Entering Constitution Marsh via kayak requires passing underneath the railroad bridge. There is not very much clearance, and this is highly dependent upon the tides. But obviously the Professor, oh I mean Matt the kayak guide, had knowledge of the tide schedule and we entered the Marsh. Even on a cloudy day, my first impression was of the overwhelming beauty of the marsh—the tall grasses, the beautiful flowers and the calls of the birds. As we paddled along, it started to drizzle, but it was actually quite pleasant and we moved along through the channels in the marsh. A few minutes later, we heard thunder. Very clearly thunder and not artillery at West Point. The 3 guides had a brief conference and decided we should make our way to the Audobon Center just in case we needed to get off the water. At this point the tide was coming in and getting back under the bridge to get back to Cold Spring was not really an option.

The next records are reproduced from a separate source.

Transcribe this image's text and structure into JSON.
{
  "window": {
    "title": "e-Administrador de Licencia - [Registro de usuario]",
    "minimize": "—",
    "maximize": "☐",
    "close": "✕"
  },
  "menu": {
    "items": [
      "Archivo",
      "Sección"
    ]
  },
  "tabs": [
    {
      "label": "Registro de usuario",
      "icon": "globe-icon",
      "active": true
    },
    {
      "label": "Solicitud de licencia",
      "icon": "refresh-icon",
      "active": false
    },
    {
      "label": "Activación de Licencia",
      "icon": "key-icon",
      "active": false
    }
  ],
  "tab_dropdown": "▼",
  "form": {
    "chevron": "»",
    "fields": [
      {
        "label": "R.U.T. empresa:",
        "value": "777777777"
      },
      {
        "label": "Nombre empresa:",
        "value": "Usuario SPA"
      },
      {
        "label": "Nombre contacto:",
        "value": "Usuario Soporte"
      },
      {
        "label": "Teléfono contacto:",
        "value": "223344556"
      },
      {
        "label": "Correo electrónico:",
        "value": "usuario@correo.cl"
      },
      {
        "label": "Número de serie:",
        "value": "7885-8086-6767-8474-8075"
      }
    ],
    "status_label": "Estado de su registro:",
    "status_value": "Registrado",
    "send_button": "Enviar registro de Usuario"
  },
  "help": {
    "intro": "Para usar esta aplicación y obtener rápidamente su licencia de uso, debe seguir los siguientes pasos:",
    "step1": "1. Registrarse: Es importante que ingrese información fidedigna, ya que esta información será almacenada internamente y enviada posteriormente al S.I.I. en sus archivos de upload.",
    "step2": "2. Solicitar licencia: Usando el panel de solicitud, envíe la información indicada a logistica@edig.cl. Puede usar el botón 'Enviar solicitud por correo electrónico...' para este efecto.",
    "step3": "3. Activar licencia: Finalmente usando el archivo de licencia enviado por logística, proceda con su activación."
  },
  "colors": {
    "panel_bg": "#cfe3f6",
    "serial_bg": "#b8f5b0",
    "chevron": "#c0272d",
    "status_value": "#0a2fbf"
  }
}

Guess what happened next, my friend. The weather started getting rough, VERY rough. It was becoming obvious to the crew that we were not going to get to the Audobon Center quickly enough and that we needed to get off the water. The kayakers set ground on the shore of this unchartered piece of Constitution Marsh. We disembarked; over the rocks, between the large tree limbs and through the poison ivy patch. One or two people fell out of their kayaks, but it was warmer in the water than standing in the now torrential downpour. If not for the courage and fast acting guides, the kayakers would have been lost! We spent the next 20 minutes huddled together in a very small clearing along the shore, waiting for this monsoon to pass. But it did pass, and we were able to get back in our kayaks. Most of them were now little floating bathtubs. We continued on our journey and made our way to the Audobon Center, where we were able to wring out our clothes, bail out the kayaks, eat our lunches and make a few more analogies to Gilligan’s Island. At this point it was abundantly clear that the monsoon was not going to repeat, and we were given the choice of a ride back to Cold Spring or returning via kayak. All 7 of us proudly got back in our kayaks and we set off. The Marsh was peaceful and cool and quite beautiful and the tide did most of the work, pulling us along. When we got near the railroad bridge, the guides had us practice crouching in our kayaks to make sure we didn’t get bonked in the head. We all made it under the bridge and back to Cold Spring. You can be sure that all 7 of us will be at the Holiday party in December, hoping that our names are pulled out of the bag for another Great Kayak Adventure!!